PROBLEM DESCRIPTION:
Copy each line of the listing where the word "title" can be found.
SUPPLIED ENTRIES Block Start
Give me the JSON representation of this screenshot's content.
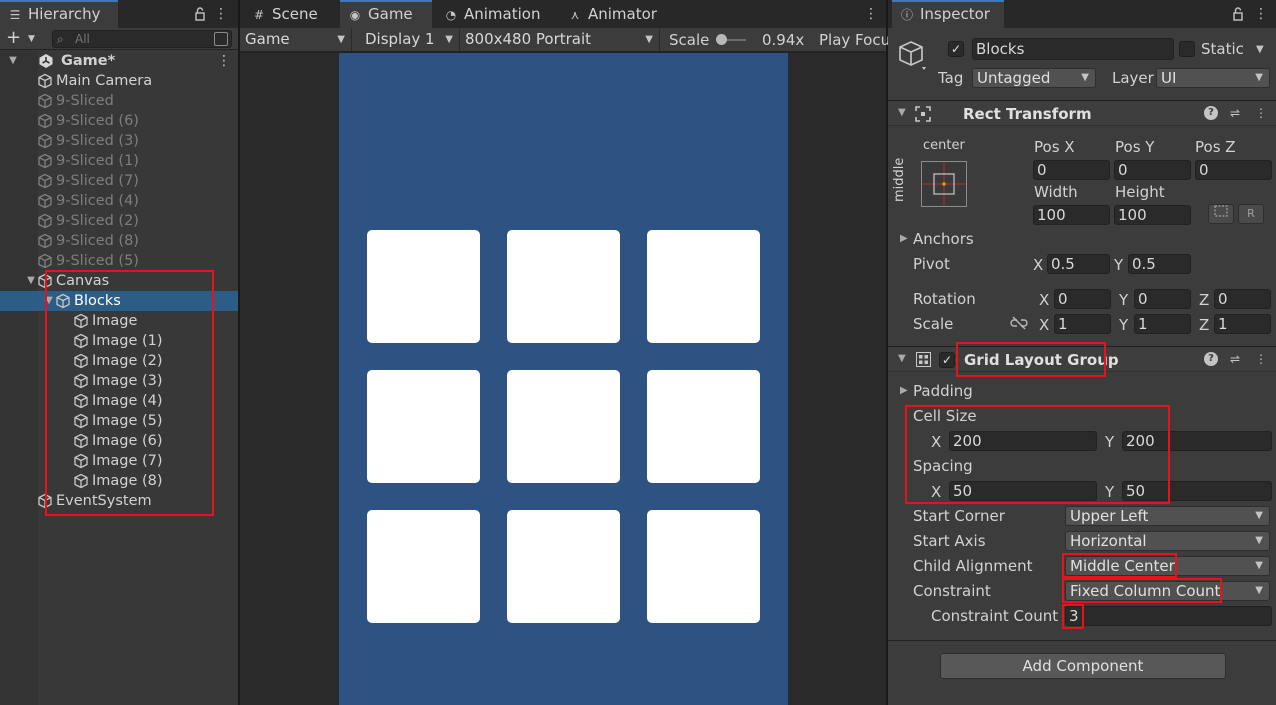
{
  "hierarchy": {
    "tab_label": "Hierarchy",
    "add_label": "+",
    "search_placeholder": "All",
    "items": [
      {
        "label": "Game*"
      },
      {
        "label": "Main Camera"
      },
      {
        "label": "9-Sliced"
      },
      {
        "label": "9-Sliced (6)"
      },
      {
        "label": "9-Sliced (3)"
      },
      {
        "label": "9-Sliced (1)"
      },
      {
        "label": "9-Sliced (7)"
      },
      {
        "label": "9-Sliced (4)"
      },
      {
        "label": "9-Sliced (2)"
      },
      {
        "label": "9-Sliced (8)"
      },
      {
        "label": "9-Sliced (5)"
      },
      {
        "label": "Canvas"
      },
      {
        "label": "Blocks"
      },
      {
        "label": "Image"
      },
      {
        "label": "Image (1)"
      },
      {
        "label": "Image (2)"
      },
      {
        "label": "Image (3)"
      },
      {
        "label": "Image (4)"
      },
      {
        "label": "Image (5)"
      },
      {
        "label": "Image (6)"
      },
      {
        "label": "Image (7)"
      },
      {
        "label": "Image (8)"
      },
      {
        "label": "EventSystem"
      }
    ]
  },
  "game_view": {
    "tabs": [
      {
        "label": "Scene",
        "icon": "grid-icon"
      },
      {
        "label": "Game",
        "icon": "gamepad-icon"
      },
      {
        "label": "Animation",
        "icon": "clock-icon"
      },
      {
        "label": "Animator",
        "icon": "animator-icon"
      }
    ],
    "toolbar": {
      "mode": "Game",
      "display": "Display 1",
      "resolution": "800x480 Portrait",
      "scale_label": "Scale",
      "scale_value": "0.94x",
      "scale_fraction": 0.05,
      "play_focused": "Play Focu"
    },
    "block_count": 9,
    "colors": {
      "canvas": "#2e5282",
      "block": "#ffffff"
    }
  },
  "inspector": {
    "tab_label": "Inspector",
    "object": {
      "name": "Blocks",
      "active": true,
      "static_label": "Static",
      "tag_label": "Tag",
      "tag_value": "Untagged",
      "layer_label": "Layer",
      "layer_value": "UI"
    },
    "rect_transform": {
      "title": "Rect Transform",
      "anchor_h": "center",
      "anchor_v": "middle",
      "pos_x_label": "Pos X",
      "pos_x": "0",
      "pos_y_label": "Pos Y",
      "pos_y": "0",
      "pos_z_label": "Pos Z",
      "pos_z": "0",
      "width_label": "Width",
      "width": "100",
      "height_label": "Height",
      "height": "100",
      "blueprint_label": "",
      "raw_label": "R",
      "anchors_label": "Anchors",
      "pivot_label": "Pivot",
      "pivot_x": "0.5",
      "pivot_y": "0.5",
      "rotation_label": "Rotation",
      "rot_x": "0",
      "rot_y": "0",
      "rot_z": "0",
      "scale_label": "Scale",
      "scale_x": "1",
      "scale_y": "1",
      "scale_z": "1"
    },
    "grid_layout": {
      "title": "Grid Layout Group",
      "enabled": true,
      "padding_label": "Padding",
      "cell_size_label": "Cell Size",
      "cell_x": "200",
      "cell_y": "200",
      "spacing_label": "Spacing",
      "spacing_x": "50",
      "spacing_y": "50",
      "start_corner_label": "Start Corner",
      "start_corner": "Upper Left",
      "start_axis_label": "Start Axis",
      "start_axis": "Horizontal",
      "child_alignment_label": "Child Alignment",
      "child_alignment": "Middle Center",
      "constraint_label": "Constraint",
      "constraint": "Fixed Column Count",
      "constraint_count_label": "Constraint Count",
      "constraint_count": "3"
    },
    "axis_labels": {
      "x": "X",
      "y": "Y",
      "z": "Z"
    },
    "add_component_label": "Add Component"
  },
  "colors": {
    "highlight": "#e8121b",
    "selection": "#2c5d87",
    "accent_tab": "#3a79bb"
  }
}
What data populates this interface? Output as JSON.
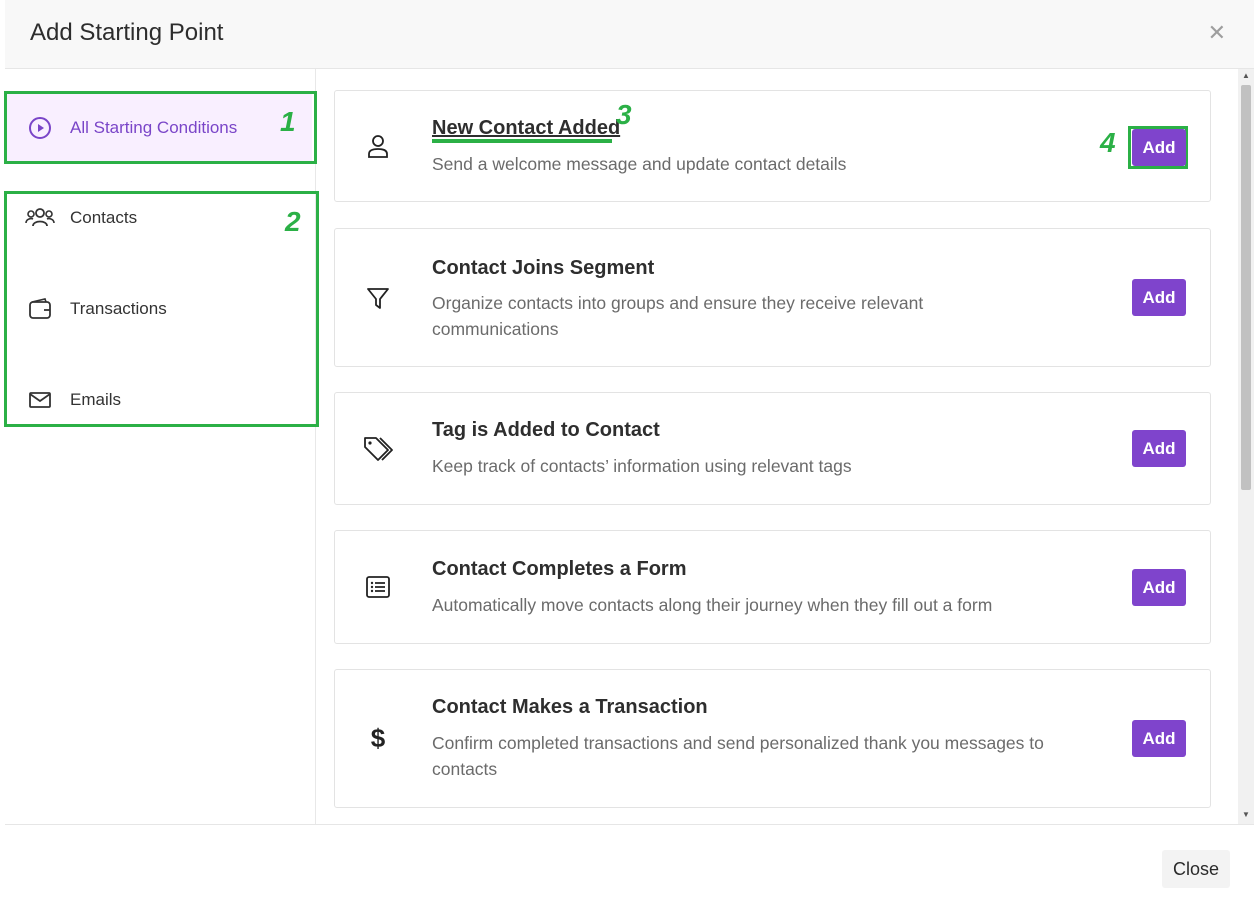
{
  "dialog": {
    "title": "Add Starting Point",
    "close_icon": "close-icon"
  },
  "sidebar": {
    "items": [
      {
        "label": "All Starting Conditions",
        "icon": "play-circle-icon",
        "active": true
      },
      {
        "label": "Contacts",
        "icon": "users-icon",
        "active": false
      },
      {
        "label": "Transactions",
        "icon": "wallet-icon",
        "active": false
      },
      {
        "label": "Emails",
        "icon": "envelope-icon",
        "active": false
      }
    ]
  },
  "annotations": [
    "1",
    "2",
    "3",
    "4"
  ],
  "cards": [
    {
      "icon": "user-icon",
      "title": "New Contact Added",
      "description": "Send a welcome message and update contact details",
      "button": "Add"
    },
    {
      "icon": "filter-icon",
      "title": "Contact Joins Segment",
      "description": "Organize contacts into groups and ensure they receive relevant communications",
      "button": "Add"
    },
    {
      "icon": "tags-icon",
      "title": "Tag is Added to Contact",
      "description": "Keep track of contacts’ information using relevant tags",
      "button": "Add"
    },
    {
      "icon": "list-form-icon",
      "title": "Contact Completes a Form",
      "description": "Automatically move contacts along their journey when they fill out a form",
      "button": "Add"
    },
    {
      "icon": "dollar-icon",
      "title": "Contact Makes a Transaction",
      "description": "Confirm completed transactions and send personalized thank you messages to contacts",
      "button": "Add"
    }
  ],
  "footer": {
    "close_label": "Close"
  },
  "colors": {
    "accent": "#7f44cc",
    "active_bg": "#f9efff",
    "annotation": "#2bb046"
  }
}
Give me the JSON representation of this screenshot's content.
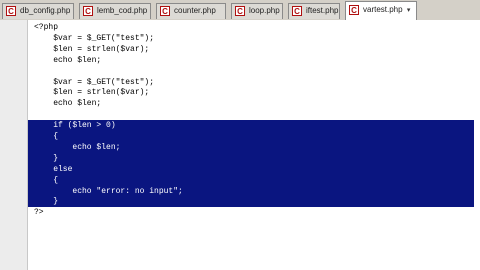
{
  "tabs": [
    {
      "label": "db_config.php",
      "active": false
    },
    {
      "label": "lemb_cod.php",
      "active": false
    },
    {
      "label": "counter.php",
      "active": false
    },
    {
      "label": "loop.php",
      "active": false
    },
    {
      "label": "iftest.php",
      "active": false
    },
    {
      "label": "vartest.php",
      "active": true
    }
  ],
  "tab_icon": "php-file-icon",
  "active_tab_chevron": "▾",
  "editor": {
    "code_lines": [
      {
        "text": "<?php",
        "selected": false
      },
      {
        "text": "    $var = $_GET(\"test\");",
        "selected": false
      },
      {
        "text": "    $len = strlen($var);",
        "selected": false
      },
      {
        "text": "    echo $len;",
        "selected": false
      },
      {
        "text": "",
        "selected": false
      },
      {
        "text": "    $var = $_GET(\"test\");",
        "selected": false
      },
      {
        "text": "    $len = strlen($var);",
        "selected": false
      },
      {
        "text": "    echo $len;",
        "selected": false
      },
      {
        "text": "",
        "selected": false
      },
      {
        "text": "    if ($len > 0)",
        "selected": true
      },
      {
        "text": "    {",
        "selected": true
      },
      {
        "text": "        echo $len;",
        "selected": true
      },
      {
        "text": "    }",
        "selected": true
      },
      {
        "text": "    else",
        "selected": true
      },
      {
        "text": "    {",
        "selected": true
      },
      {
        "text": "        echo \"error: no input\";",
        "selected": true
      },
      {
        "text": "    }",
        "selected": true
      },
      {
        "text": "?>",
        "selected": false
      }
    ]
  },
  "colors": {
    "selection": "#0a1580",
    "tab_icon_red": "#b01010"
  }
}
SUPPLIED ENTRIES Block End
ANSWER TO THE EXERCISE:
      "title": "Rect Transform",
      "title": "Grid Layout Group",
    "title": "Add Starting Point",
      "title": "New Contact Added",
      "title": "Contact Joins Segment",
      "title": "Tag is Added to Contact",
      "title": "Contact Completes a Form",
      "title": "Contact Makes a Transaction",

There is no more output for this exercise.